Suda Yantiss-Colón, 50, did not list $90 she loaned herself.
"I just forgot," she said. "I'm not in a hurry to pay myself back."
Both candidates revised their campaign finance reports after the Tampa Bay Times pointed out the omissions.
Mistakes happen when political newcomers are running for office, said City Clerk Ann Stephan. No one intended deception or harm, she said.
State law requires the treasurer designated by anyone running for public office to report every source of campaign money for public record, even if it is loaned out of the candidate's pocket.
Gabby McGee, 26, Yantiss-Colón and Saracki — all new at running for office — are competing to serve the two years remaining in council member Doug Bevis' Seat 3. Bevis was automatically elected mayor when no one filed to run against him.
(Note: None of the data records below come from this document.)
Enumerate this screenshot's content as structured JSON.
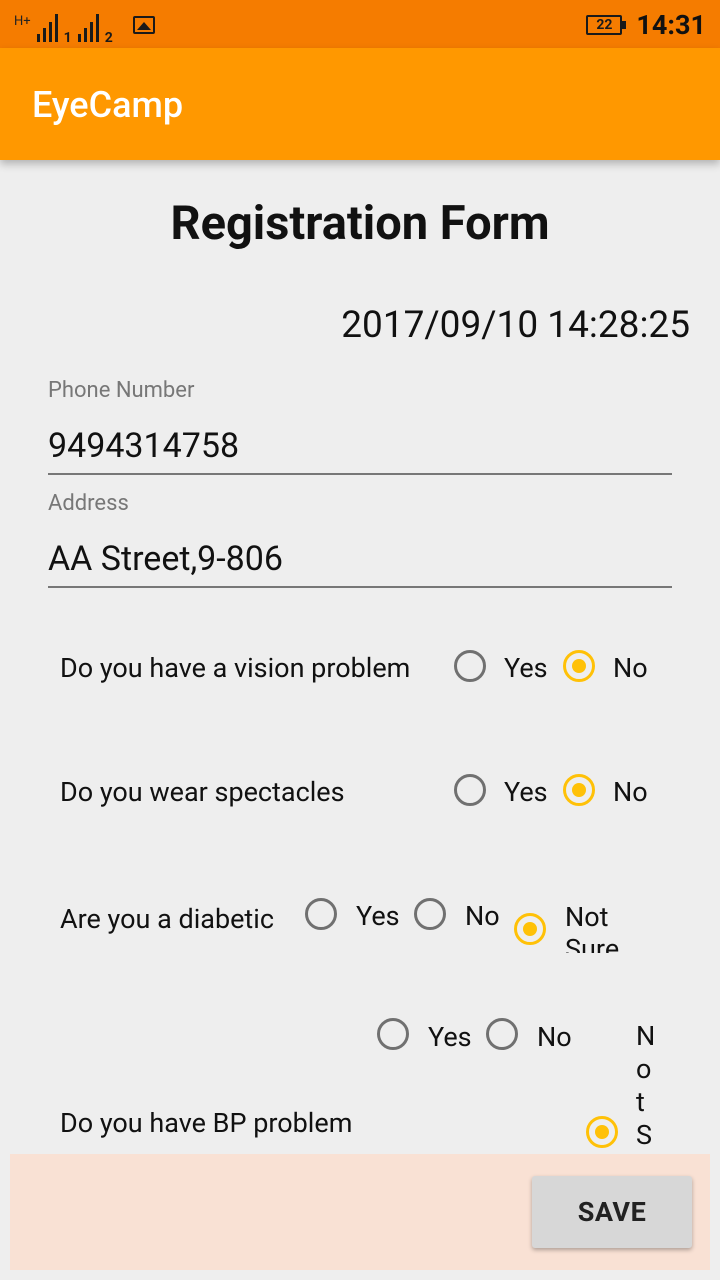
{
  "status_bar": {
    "network_type": "H+",
    "sim1": "1",
    "sim2": "2",
    "battery": "22",
    "time": "14:31",
    "icons": [
      "signal-icon",
      "gallery-notification-icon",
      "battery-icon"
    ]
  },
  "app_bar": {
    "title": "EyeCamp",
    "color": "#ff9800"
  },
  "form": {
    "title": "Registration Form",
    "datetime": "2017/09/10 14:28:25",
    "phone": {
      "label": "Phone Number",
      "value": "9494314758"
    },
    "address": {
      "label": "Address",
      "value": "AA Street,9-806"
    },
    "questions": [
      {
        "text": "Do you have a vision problem",
        "options": [
          "Yes",
          "No"
        ],
        "selected": "No"
      },
      {
        "text": "Do you wear spectacles",
        "options": [
          "Yes",
          "No"
        ],
        "selected": "No"
      },
      {
        "text": "Are you a diabetic",
        "options": [
          "Yes",
          "No",
          "Not Sure"
        ],
        "selected": "Not Sure"
      },
      {
        "text": "Do you have BP problem",
        "options": [
          "Yes",
          "No",
          "Not Sure"
        ],
        "selected": "Not Sure"
      }
    ]
  },
  "actions": {
    "save_label": "SAVE"
  },
  "colors": {
    "accent": "#ffc107",
    "status_bar": "#f57c00",
    "bottom_panel": "#f9e1d4"
  }
}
He will assume his new role after the March 12 election.
A month before polls open, glossy campaign signs dot Tampa Road. Door hangers greet residents. Supporters walk neighborhoods, shaking hands and coaxing "likes" for candidate Facebook pages.
McGee leads in contributions with $4,630, records through the end of January show. Most of the money came from friends and family outside Oldsmar.
Her top donors include Bright House Networks executive Richard Rose ($200), the Florida Fire-PAC in Tallahassee ($250) and Hamilton Jones, president of Gaspar Properties in Tampa ($500).
"My campaign is very grass roots," said McGee, an IT account manager. "Volunteers and I have made phone calls, gone door to door and hosted regular meet-and-greets where we share ideas and concerns about the future of our city."
Yantiss-Colón, 50, has raised $1,113, finance reports before the amendment show. She received the maximum contribution of $500 from Acclaimed National Property Specialists in Oldsmar, where her husband, Hector Colón, is a subcontractor.
Tampa Bay Magazine contributed $100 to her campaign. Two editors there are friends, she said. "Our strategy is word of mouth," she said. "History of my years of service."
Yantiss-Colón, who owns sudaGraphics and Weddings By Suda, designs fliers from her home office on Arlington Avenue E.
"It's a tough economic challenge in this world to get donations," she said. "I'm doing as much work as I can on my own to keep the costs down for my supporters."
Saracki, owner of Impact Grafx Inc., had raised $517 in contributions in his earlier report. Eve's Restaurant, where he regularly eats lunch, donated $150. "I don't feel very comfortable calling people and asking them for money," he said. "I've been independent from a young age. I had two kids at 22, so I had to grow up quickly."
The bulk of Saracki's outside donations came as in-kind contributions for services rendered, including $128 worth of envelopes from Mayor Jim Ronecker's On Demand Printing. Ronecker is a neighbor, Saracki said. He designed the mayor's campaign website for free in 2009.
Saracki, who serves on the board of the Eastlake Oaks Community Development District, said he saved the $200 he was paid per meeting to fund his campaign.
"I wanted to pay for it myself," he said. "I wanted to earn it."
Danielle Paquette can be reached at email@example.com or (727) 445-4224.